There is no ideal time for a couple to part ways, but married couples in Massachusetts understand that if a couple must separate, a divorce is most likely the next step to take. Unfortunately, a couple's breaking point could land near the holidays. This can make an already difficult time more challenging but can also take away some of the joy and happiness of the holidays.
Whether to stick it out or call it quits during the holidays can come down to family reactions.
If the couple has children, the holidays may forever be associated with divorce, effectively ruining the holiday season for the kids for years, even decades, to come. Indeed, even as adults, the former kids could associate the arguments, disputes and negative emotions with the holidays and may not be able to get past the difficult times entirely.
Extended family is likewise a consideration. Fair or not, close friends and family tend press extra judgment on couples that split during the holidays.
As the risk of tarnishing Christmas for one's children and enduring extra negativity from extended family underscores, while there is no ideal time to divorce, avoiding separating or getting divorced during the holidays could serve the couple well. The timing of the divorce could also help set the stage for more amicable child custody arrangements and divorce agreements.
But if a divorce is inevitable, it will happen when it needs to happen, and if it must occur during the holidays, the couple should be extra prepared to avoid additional or unnecessary complications.
One step in that process is to research one's rights and options.

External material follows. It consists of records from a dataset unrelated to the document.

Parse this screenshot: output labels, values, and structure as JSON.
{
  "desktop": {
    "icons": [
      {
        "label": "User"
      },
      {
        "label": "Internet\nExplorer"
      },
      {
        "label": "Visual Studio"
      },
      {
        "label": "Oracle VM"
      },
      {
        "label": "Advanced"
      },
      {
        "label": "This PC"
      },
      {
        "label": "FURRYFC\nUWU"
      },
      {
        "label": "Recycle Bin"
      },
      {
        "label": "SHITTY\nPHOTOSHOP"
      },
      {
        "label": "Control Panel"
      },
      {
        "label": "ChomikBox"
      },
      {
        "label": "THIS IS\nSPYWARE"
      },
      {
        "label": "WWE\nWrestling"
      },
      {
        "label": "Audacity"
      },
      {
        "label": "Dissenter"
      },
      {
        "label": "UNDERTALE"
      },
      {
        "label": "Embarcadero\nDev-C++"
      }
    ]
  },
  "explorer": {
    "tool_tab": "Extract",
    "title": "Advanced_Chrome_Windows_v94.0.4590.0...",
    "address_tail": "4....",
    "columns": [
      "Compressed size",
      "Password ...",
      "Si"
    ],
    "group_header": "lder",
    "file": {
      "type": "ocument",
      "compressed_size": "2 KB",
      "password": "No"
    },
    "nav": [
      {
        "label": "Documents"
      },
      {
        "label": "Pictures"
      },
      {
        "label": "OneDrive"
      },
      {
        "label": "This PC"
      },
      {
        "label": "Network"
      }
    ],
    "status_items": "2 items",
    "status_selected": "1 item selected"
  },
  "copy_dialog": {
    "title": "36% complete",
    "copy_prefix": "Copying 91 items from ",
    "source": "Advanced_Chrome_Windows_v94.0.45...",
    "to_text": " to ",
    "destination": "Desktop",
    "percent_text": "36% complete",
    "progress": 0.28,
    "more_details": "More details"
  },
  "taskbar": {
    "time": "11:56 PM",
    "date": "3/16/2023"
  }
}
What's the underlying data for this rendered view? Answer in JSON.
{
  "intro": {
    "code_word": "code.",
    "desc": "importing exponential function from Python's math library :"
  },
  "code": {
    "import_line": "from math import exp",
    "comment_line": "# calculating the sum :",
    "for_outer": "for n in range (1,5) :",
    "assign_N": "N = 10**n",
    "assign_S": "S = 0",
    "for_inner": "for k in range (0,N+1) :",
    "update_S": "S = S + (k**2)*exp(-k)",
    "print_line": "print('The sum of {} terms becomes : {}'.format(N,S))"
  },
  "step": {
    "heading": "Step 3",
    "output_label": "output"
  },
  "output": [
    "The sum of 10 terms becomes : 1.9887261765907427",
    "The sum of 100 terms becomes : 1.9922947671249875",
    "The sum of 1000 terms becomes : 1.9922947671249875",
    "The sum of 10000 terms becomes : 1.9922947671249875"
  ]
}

Source: Huffington Post, "Is It Ever Okay To Separate Around The Holidays?" Kelly Coleman, Nov. 25, 2013